*EXERCISE BRIEF*. In the listing below, look for "this" and copy every line that has it.

*INFORMATION GIVEN*.
........

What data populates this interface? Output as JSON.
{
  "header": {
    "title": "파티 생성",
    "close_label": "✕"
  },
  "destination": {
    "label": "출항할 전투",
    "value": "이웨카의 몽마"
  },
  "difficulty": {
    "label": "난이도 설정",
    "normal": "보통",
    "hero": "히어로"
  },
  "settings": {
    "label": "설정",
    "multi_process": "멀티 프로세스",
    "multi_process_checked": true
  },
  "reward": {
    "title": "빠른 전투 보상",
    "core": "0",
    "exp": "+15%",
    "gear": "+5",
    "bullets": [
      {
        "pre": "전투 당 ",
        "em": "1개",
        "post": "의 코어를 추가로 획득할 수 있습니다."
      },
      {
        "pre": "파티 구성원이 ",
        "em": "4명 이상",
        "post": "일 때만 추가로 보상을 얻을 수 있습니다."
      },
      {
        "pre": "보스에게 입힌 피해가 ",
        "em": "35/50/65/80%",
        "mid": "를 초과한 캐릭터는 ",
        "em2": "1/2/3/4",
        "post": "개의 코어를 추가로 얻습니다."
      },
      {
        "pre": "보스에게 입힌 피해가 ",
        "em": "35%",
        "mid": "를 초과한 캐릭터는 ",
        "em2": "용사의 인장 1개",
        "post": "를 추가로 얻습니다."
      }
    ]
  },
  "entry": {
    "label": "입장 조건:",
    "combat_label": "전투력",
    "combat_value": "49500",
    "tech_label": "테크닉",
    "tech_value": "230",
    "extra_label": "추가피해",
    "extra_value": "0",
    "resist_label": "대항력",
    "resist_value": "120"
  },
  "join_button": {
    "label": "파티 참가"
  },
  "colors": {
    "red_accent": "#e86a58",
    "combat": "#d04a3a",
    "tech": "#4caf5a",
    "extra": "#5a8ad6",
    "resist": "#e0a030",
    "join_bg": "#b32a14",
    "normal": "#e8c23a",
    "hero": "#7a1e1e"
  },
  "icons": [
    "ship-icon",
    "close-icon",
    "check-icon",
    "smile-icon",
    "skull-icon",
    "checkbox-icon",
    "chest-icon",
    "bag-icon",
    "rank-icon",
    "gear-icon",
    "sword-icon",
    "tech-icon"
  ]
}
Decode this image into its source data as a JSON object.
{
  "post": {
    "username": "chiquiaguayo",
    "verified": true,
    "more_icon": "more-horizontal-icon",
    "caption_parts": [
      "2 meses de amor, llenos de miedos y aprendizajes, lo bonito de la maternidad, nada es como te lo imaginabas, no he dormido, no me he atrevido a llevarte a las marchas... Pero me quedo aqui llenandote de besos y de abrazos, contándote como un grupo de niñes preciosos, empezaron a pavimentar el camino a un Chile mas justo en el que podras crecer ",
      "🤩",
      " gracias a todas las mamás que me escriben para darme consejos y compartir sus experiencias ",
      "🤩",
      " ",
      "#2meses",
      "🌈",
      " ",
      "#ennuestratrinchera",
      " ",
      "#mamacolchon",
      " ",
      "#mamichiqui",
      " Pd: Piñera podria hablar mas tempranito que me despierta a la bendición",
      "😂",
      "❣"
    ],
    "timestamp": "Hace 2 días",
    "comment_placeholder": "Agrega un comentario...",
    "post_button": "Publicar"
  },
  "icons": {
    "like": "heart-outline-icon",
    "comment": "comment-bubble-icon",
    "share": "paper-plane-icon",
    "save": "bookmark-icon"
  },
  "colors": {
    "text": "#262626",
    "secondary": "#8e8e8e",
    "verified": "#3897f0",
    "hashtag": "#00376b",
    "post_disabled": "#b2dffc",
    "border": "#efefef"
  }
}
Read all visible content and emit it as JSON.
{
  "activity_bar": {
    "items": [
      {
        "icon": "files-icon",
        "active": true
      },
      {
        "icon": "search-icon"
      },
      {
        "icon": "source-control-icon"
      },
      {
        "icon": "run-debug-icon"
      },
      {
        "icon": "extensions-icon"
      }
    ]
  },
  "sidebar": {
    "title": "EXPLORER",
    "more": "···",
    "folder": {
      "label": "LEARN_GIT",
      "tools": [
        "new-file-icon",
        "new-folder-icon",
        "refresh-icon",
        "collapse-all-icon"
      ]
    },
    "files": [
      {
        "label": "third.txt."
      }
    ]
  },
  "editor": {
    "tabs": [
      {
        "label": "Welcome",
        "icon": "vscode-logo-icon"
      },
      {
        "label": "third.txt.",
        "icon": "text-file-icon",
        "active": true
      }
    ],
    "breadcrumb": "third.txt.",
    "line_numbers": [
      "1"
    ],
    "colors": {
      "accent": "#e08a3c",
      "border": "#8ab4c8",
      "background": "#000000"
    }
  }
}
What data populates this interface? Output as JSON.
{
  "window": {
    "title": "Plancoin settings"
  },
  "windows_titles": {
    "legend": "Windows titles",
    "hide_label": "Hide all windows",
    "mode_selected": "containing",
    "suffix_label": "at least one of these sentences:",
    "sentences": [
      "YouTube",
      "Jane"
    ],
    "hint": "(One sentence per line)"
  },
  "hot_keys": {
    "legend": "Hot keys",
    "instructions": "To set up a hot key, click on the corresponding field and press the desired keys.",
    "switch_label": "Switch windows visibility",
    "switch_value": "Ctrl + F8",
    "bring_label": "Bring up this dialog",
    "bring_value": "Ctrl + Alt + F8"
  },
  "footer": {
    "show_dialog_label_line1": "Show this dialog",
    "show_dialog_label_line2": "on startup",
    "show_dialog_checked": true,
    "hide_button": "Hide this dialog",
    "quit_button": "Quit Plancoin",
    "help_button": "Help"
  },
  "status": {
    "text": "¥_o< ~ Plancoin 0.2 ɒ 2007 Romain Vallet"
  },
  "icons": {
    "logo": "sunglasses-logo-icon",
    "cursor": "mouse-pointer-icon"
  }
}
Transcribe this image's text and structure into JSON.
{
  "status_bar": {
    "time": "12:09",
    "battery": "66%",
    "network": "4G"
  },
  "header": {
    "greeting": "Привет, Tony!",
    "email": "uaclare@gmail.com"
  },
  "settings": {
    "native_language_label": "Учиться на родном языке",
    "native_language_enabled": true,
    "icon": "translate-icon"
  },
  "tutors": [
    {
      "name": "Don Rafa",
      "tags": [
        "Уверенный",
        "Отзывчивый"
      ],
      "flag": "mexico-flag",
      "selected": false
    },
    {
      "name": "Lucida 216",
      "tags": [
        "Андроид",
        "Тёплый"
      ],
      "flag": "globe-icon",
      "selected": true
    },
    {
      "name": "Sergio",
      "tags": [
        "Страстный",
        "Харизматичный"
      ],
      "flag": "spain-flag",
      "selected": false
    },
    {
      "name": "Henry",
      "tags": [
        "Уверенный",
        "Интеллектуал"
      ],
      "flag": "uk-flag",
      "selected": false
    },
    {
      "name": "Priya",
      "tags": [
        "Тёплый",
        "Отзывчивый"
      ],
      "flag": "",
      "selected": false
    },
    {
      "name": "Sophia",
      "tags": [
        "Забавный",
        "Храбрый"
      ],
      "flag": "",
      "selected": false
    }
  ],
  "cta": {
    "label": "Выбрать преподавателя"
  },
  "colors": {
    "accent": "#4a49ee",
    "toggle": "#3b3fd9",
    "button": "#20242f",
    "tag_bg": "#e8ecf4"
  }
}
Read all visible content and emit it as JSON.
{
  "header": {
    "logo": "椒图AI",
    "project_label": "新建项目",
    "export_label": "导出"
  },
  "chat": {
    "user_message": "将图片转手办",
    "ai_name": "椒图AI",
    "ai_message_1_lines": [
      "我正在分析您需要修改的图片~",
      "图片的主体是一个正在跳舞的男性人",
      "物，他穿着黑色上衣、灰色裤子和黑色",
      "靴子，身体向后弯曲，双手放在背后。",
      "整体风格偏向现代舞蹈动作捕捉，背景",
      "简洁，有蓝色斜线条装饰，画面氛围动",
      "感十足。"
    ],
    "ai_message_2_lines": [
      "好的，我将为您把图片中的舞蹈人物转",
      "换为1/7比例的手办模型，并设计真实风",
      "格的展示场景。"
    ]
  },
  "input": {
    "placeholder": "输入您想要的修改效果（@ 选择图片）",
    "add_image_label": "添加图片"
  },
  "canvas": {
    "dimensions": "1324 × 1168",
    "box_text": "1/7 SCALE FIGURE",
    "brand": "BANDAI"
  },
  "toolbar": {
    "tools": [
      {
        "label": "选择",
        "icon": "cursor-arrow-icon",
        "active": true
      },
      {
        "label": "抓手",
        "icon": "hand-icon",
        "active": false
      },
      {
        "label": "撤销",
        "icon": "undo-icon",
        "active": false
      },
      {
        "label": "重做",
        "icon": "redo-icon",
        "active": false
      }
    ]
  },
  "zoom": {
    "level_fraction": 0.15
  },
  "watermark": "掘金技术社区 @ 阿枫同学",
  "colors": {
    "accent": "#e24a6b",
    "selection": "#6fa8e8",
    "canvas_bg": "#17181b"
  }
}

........

*RESPONSE AREA*.
What data populates this interface? Output as JSON.
Decode this image into its source data as a JSON object.
What data populates this interface? Output as JSON.
    "bring_label": "Bring up this dialog",
    "show_dialog_label_line1": "Show this dialog",
    "hide_button": "Hide this dialog",
Transcribe this image's text and structure into JSON.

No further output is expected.